• Extension of Work Authorization Now Available to H-1B1s and E-3s with Timely-Filed Application to Extend a Stay
  • April 20, 2016
  • Law Firm: Fragomen Del Rey Bernsen Loewy LLP - New York Office
  • Starting today, Chilean and Singaporean H-1B1 and Australian E-3 nonimmigrants who are being sponsored for an extension of their stay will benefit from extended work authorization benefits.

    The extension of work authorization is available through a new regulation that was published on January 15, 2016 and is now in effect.

    The new rule gives eligible H-1B1s and E-3s an additional 240 days of work authorization beyond the expiration date of their Form I-94 arrival record, provided that a timely USCIS petition to extend status has been filed by the employer that sponsored the most recent period of stay. The work authorization extension is also available to those in the CW-1 category for foreign workers in the Commonwealth of the Northern Mariana Islands. This extension has long been available to qualifying H-1Bs and L-1s, among others.  

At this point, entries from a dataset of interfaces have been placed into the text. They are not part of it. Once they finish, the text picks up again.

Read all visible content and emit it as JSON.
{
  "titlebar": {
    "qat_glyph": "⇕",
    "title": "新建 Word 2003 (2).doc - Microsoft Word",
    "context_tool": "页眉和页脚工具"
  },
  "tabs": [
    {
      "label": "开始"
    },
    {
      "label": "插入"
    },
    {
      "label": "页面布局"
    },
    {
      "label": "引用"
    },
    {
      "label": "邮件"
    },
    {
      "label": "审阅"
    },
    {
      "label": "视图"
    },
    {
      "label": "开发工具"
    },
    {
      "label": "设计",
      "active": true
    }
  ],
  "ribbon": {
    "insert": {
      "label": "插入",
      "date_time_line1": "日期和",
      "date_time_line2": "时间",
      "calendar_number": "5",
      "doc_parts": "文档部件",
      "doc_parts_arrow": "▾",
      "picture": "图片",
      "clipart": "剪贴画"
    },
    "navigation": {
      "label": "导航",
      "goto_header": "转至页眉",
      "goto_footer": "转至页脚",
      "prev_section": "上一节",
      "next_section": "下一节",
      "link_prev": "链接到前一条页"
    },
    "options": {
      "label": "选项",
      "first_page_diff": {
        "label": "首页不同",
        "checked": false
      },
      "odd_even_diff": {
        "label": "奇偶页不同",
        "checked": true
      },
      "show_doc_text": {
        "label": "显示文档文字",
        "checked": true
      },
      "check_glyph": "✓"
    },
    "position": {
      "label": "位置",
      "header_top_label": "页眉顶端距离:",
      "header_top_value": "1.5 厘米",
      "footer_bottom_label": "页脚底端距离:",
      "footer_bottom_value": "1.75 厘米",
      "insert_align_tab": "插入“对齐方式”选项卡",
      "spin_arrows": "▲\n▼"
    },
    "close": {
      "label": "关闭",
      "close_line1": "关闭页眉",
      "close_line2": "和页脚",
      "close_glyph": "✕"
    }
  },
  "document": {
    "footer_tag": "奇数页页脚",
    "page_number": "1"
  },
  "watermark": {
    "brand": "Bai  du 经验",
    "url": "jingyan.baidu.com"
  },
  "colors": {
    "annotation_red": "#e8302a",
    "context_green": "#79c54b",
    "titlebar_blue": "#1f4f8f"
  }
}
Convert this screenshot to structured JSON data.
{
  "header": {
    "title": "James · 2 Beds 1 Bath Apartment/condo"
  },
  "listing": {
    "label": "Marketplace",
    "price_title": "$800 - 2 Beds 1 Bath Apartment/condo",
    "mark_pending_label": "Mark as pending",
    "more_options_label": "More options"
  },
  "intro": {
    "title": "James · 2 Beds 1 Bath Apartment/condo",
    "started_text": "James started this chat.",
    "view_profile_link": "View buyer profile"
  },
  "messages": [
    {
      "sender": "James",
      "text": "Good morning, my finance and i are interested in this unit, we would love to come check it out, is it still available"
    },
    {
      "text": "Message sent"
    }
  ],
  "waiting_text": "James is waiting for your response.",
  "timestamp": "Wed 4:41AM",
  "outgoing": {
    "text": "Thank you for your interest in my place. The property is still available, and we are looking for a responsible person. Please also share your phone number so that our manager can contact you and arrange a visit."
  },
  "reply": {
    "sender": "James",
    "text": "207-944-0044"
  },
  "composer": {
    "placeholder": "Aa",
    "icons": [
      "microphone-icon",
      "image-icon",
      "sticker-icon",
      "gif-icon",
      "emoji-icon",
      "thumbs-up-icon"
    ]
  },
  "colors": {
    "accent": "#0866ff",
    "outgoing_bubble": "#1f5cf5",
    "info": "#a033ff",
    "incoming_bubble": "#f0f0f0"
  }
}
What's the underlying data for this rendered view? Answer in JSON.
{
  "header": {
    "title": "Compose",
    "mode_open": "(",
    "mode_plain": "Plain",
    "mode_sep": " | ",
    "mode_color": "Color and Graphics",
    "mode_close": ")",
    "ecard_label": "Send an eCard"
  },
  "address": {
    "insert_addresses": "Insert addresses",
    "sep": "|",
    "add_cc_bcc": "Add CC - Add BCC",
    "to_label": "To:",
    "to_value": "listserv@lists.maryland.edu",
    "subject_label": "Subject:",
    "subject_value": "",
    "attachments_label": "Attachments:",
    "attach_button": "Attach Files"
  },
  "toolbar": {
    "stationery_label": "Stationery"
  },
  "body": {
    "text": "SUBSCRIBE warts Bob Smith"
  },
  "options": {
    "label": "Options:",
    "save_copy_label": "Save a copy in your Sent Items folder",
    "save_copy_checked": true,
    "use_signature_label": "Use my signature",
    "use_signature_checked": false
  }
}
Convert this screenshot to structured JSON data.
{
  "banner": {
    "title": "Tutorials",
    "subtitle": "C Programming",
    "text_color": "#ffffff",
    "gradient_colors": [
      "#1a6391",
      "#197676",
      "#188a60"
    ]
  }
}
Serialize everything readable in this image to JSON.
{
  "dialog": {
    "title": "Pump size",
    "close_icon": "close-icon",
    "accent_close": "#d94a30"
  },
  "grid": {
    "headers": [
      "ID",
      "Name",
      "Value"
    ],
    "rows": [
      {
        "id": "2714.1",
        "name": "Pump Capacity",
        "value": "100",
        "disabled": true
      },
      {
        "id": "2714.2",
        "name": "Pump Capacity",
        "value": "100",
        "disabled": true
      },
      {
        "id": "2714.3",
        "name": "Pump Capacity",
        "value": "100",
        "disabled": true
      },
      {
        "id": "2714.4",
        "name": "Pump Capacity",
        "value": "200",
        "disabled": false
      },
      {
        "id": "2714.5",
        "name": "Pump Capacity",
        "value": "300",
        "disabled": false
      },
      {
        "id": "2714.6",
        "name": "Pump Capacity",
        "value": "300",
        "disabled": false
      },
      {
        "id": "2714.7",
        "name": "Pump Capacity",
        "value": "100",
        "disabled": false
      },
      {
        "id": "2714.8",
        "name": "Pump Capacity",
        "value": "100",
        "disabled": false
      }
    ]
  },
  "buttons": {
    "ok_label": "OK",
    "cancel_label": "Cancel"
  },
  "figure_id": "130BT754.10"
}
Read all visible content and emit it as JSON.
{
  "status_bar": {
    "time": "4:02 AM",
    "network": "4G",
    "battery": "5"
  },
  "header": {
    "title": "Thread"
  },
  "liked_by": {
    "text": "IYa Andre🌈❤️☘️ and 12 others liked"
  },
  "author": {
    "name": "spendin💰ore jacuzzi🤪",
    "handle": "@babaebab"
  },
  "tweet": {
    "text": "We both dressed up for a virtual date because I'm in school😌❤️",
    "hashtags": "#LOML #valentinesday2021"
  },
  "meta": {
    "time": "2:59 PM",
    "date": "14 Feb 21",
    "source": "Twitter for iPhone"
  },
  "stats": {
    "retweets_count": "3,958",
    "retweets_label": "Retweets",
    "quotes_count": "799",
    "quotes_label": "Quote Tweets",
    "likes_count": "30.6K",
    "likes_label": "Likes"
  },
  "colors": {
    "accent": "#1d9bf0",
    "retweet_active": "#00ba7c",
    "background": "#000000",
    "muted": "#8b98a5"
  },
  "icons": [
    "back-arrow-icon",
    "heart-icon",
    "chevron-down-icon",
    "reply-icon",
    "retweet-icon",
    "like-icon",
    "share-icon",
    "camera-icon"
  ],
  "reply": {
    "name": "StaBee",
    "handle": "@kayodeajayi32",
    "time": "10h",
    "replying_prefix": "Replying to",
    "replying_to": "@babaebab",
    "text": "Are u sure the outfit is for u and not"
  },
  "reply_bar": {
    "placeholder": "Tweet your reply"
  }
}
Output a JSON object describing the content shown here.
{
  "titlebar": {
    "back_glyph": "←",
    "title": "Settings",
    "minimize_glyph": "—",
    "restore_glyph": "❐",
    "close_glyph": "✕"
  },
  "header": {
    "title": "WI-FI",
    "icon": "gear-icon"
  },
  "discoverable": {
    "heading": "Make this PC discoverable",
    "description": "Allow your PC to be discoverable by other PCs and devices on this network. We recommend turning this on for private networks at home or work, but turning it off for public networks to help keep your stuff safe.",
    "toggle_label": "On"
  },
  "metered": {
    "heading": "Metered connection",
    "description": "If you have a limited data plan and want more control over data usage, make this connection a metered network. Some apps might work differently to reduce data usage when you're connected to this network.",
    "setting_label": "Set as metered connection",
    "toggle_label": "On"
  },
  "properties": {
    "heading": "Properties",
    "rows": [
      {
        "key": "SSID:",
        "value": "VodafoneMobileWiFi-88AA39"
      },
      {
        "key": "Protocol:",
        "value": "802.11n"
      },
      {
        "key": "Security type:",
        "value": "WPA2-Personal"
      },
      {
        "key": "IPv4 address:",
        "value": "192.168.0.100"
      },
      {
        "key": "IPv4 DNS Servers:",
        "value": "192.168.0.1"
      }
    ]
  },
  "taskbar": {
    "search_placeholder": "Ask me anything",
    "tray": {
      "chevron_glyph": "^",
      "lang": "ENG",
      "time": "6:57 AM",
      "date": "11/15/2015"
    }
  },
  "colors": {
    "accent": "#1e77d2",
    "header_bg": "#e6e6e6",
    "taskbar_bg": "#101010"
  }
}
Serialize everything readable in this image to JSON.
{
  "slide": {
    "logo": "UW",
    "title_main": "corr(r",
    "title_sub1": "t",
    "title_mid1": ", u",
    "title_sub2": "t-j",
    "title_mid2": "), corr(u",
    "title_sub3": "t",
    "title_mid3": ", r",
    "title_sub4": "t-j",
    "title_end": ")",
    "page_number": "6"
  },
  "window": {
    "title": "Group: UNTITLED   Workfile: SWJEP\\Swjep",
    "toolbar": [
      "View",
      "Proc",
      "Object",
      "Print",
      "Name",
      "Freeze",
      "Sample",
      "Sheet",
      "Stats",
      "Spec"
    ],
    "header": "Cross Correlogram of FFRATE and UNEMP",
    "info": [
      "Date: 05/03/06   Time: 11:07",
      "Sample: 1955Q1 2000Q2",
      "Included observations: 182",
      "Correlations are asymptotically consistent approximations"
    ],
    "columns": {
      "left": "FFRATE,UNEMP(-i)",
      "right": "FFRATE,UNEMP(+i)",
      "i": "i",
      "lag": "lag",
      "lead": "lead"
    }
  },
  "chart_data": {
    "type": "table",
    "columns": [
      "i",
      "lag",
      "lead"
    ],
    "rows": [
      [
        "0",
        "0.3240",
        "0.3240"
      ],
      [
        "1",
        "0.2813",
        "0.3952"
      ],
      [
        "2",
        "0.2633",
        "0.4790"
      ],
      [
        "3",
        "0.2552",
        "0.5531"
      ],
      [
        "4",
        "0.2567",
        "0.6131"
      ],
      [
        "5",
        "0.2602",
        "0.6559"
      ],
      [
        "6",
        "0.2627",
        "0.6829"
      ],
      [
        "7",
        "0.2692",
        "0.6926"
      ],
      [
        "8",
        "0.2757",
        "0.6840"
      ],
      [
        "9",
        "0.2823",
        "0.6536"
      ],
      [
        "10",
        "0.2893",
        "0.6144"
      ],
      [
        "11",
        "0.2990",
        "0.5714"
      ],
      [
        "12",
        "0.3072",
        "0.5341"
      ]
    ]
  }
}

    Separately, the new rule expands the types of initial evidence that may be submitted in support of a Form I-140 petition for an EB-1 outstanding professor or researcher. Current agency regulations enumerate specific types of evidence that may be considered when determining whether a professor or researcher has established that he or she is recognized internationally as outstanding in his or her academic field. The new rule now permits adjudicators to consider comparable alternative evidence when the enumerated criteria do not readily apply to the professor or researcher’s field of expertise, thus providing the same evidentiary flexibility given to those requesting classification under the EB-1 extraordinary ability subcategory.

    What This Means for Employers and Foreign Nationals

    The expansion of the 240-day extension of employment authorization to H-1B1, E-3 and CW-1 nonimmigrants will help employers and foreign nationals avoid gaps in employment while extensions of stay are pending, a benefit that has long been provided to H-1B and L-1 workers.  

    The revision of the evidentiary requirements for EB-1 outstanding professors or researchers will help reduce the burden on petitioning employers and foreign beneficiaries by explicitly permitting the consideration of alternative forms of evidence to demonstrate that the beneficiary has attained international recognition.